Optimum conditions: Ditto for November 8. Now you can start thinking about snow, which will make things better yet for seeing deer and piecing together their tracks and trails. With the last-quarter moon waning to new, the dark nights should make for good to great early-morning deer movement.
Try this stalk: Some pairs of breeding deer quit the woods and head out into grasslands, marshes, CRP fields, clear-cuts, and the like to get away from all the chasing, grunting, and fighting bucks in the woods. Glass as many does as you can from a ridge, hillside or bluff; near one of those gals you’re apt to see a good buck standing with his head down, drooling. If you circle downwind and use terrain and cover like this fence row to your advantage, you should be able to sneak within easy gun range or perhaps even arrow-slinging distance of the pair. (Be careful and watch the doe; she’s twice as likely to bust you as the goofy buck!) When you get as close as you dare, set up and wait.
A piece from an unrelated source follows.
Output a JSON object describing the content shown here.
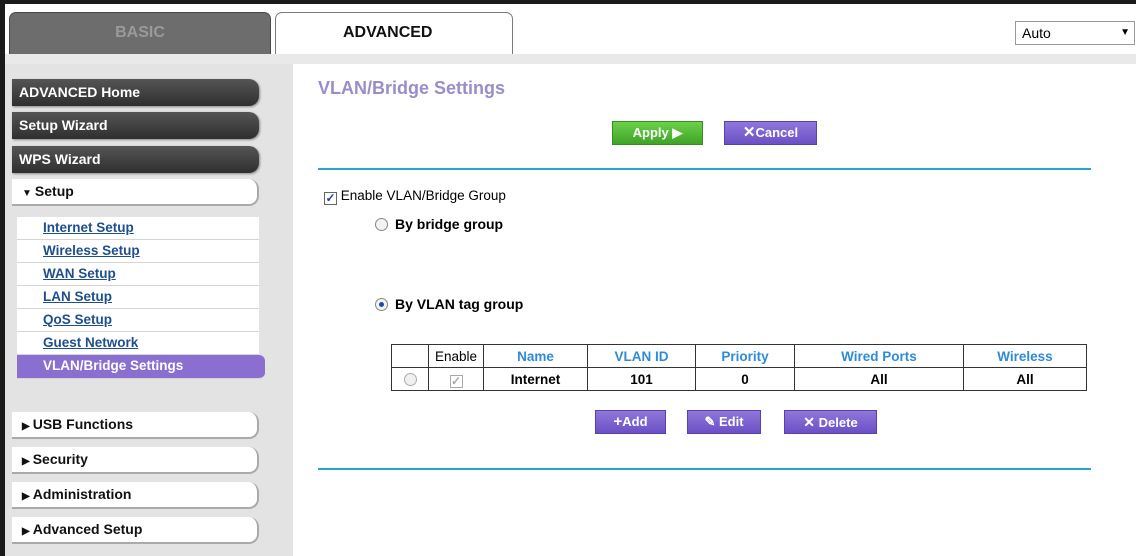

The doe might move and drag the buck past you. If not, try grunting or a short, soft rattling volley to make a buck stand up or turn for a shot. Fun!
Why we like it: By now most of the does have been bred, and lockdown ends. But mature bucks that have survived battles with other males, not to mention the gauntlet of hunters’ arrows and bullets, go back on the prowl for a few days for the last 10 percent or so of gals that are still receptive. This is a great time to whack a monster, like the 22-point, 221 4/8-inch Iowa giant that Brian LaRue got with his bow last November 22. The buck crossed a field, hit the woods, and cut through several thickets, rubbing as he cruised for the sight or smell of a last hot doe. Brian put an arrow in the deer’s boiler room as it swung 20 yards behind his stand. The world-class buck was 4½ and weighed less than 200 pounds. Sometimes due to weird genetics the old guys don’t weigh much. Plus, that buck had shed pounds chasing and breeding does for weeks.
Optimum conditions: Pray for daytime highs in the 20s to 40s, with lows in the 20s or teens. Cold and snow will make the thin, tired bucks move hard and early in the day near crop fields or green plots. They still want to hook up with does, but they gotta eat. The dark moon should make for perfect hunting conditions. Skittish bucks feel comfortable moving under cover of darkness and at dusk and dawn.
Try this stand: You’ll probably have a cold west to north wind, so hang a stand on the east side of a hillside where you can cover a wide swath of woods or pasture. If there’s good late-season food like soybeans or corn farther to the east or north, great, a lot of deer will move toward and past you going in that direction. Watch for a bruiser cutting from one thicket to the next, hoping to run across a last hot doe holed up in one of them. If he gets lucky you might too. If he finds a gal and runs her close to your stand, shoot straight and tag out on the last best day of the season.